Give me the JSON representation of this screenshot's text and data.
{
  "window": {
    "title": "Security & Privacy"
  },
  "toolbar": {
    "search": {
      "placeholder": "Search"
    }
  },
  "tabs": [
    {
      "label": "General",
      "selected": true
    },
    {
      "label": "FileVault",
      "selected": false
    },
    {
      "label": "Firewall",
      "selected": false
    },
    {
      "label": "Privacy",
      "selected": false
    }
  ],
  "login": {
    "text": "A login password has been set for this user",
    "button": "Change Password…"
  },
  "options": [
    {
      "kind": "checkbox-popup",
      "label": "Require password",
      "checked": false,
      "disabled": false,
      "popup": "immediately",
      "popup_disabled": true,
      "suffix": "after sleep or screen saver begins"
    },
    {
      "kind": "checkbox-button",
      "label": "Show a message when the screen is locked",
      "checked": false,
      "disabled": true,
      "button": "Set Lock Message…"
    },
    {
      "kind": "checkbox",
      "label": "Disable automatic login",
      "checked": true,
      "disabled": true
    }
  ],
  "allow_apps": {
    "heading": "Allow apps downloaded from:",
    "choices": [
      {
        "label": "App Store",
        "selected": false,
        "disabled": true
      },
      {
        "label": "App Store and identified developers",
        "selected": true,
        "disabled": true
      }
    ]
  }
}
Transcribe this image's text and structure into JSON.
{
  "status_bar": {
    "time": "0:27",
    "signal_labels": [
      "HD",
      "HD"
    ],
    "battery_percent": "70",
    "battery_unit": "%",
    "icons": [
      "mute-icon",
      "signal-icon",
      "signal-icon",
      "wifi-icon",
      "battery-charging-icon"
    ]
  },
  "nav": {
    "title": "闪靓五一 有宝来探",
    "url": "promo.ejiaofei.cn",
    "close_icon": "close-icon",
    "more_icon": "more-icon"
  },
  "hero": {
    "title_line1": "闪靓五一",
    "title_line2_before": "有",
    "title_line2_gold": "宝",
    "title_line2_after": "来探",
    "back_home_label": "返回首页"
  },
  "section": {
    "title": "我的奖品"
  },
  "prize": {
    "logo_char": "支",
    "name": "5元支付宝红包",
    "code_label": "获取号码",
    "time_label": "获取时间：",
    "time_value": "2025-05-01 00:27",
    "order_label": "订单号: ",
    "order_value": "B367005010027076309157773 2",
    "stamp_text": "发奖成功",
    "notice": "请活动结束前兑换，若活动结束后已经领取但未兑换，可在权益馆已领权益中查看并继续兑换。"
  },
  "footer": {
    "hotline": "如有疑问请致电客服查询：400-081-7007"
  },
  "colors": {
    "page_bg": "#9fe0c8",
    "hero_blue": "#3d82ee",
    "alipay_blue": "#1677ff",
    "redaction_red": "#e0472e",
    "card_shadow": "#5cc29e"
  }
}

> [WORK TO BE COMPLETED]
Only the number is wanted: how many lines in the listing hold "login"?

> [OUTPUT OF THE TASK]
3